▸ **Assigned task**: The answer is one number: how many lines in the data below hold "messages".

▸ **Given entries**:
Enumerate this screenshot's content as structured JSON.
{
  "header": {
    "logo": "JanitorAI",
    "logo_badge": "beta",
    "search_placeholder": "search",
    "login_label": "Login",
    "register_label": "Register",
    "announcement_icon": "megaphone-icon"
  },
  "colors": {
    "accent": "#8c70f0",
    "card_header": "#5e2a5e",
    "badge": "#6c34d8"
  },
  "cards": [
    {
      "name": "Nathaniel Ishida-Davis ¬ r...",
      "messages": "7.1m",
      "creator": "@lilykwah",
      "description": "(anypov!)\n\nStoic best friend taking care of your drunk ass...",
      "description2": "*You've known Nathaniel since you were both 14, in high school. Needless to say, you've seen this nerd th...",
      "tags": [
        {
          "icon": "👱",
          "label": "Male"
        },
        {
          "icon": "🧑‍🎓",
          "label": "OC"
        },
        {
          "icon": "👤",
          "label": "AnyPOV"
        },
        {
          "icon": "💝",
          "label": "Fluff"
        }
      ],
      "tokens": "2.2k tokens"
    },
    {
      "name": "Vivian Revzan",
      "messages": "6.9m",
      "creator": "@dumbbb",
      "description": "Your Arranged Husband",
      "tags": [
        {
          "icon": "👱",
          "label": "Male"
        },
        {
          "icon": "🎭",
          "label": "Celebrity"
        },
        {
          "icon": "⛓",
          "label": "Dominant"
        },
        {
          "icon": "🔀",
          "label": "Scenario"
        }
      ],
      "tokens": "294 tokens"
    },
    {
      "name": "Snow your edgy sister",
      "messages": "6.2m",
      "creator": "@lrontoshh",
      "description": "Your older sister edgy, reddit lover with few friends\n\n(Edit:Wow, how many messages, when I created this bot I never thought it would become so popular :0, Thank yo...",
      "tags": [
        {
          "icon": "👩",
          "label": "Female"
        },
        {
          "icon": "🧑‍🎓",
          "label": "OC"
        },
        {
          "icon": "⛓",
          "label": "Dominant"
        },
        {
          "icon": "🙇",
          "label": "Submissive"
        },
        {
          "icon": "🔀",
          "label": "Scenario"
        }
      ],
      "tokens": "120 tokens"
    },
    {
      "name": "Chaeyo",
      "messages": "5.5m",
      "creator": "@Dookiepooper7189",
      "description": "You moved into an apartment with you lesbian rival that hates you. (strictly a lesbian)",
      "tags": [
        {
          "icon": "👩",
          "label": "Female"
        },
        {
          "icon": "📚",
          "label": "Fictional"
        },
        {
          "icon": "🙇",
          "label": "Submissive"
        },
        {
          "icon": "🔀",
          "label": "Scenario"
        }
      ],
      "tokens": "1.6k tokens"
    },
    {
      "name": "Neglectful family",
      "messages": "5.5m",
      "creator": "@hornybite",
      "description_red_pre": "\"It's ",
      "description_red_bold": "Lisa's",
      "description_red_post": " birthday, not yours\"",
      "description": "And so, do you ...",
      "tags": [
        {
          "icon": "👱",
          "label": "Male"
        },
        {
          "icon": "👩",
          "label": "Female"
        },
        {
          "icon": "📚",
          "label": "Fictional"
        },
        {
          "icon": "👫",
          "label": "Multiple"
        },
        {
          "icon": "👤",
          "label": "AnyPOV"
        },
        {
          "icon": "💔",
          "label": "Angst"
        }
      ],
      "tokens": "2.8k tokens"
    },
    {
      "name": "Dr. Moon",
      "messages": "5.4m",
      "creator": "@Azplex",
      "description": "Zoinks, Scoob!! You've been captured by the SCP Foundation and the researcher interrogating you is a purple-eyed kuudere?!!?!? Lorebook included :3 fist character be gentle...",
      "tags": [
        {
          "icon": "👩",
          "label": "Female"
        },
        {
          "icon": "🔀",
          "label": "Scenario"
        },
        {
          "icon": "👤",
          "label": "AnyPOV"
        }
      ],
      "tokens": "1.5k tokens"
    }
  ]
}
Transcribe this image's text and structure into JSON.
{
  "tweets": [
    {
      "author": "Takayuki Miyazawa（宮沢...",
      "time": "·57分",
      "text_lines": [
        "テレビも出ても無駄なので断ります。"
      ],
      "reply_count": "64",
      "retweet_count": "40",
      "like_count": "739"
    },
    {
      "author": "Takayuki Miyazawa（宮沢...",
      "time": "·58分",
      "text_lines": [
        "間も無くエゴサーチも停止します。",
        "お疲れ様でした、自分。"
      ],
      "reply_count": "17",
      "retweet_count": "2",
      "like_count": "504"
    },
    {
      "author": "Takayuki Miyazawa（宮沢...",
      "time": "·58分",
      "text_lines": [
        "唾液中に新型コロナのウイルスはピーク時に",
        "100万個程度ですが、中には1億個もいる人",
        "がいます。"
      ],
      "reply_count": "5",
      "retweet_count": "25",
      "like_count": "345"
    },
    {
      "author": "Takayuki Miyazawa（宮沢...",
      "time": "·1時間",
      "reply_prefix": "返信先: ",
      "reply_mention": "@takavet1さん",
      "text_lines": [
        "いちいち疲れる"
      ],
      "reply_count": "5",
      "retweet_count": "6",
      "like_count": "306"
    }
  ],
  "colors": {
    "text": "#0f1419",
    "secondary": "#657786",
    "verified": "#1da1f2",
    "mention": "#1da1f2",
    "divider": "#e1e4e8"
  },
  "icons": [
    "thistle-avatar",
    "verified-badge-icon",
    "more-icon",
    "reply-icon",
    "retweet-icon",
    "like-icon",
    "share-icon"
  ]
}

▸ **Answer to the exercise**: 7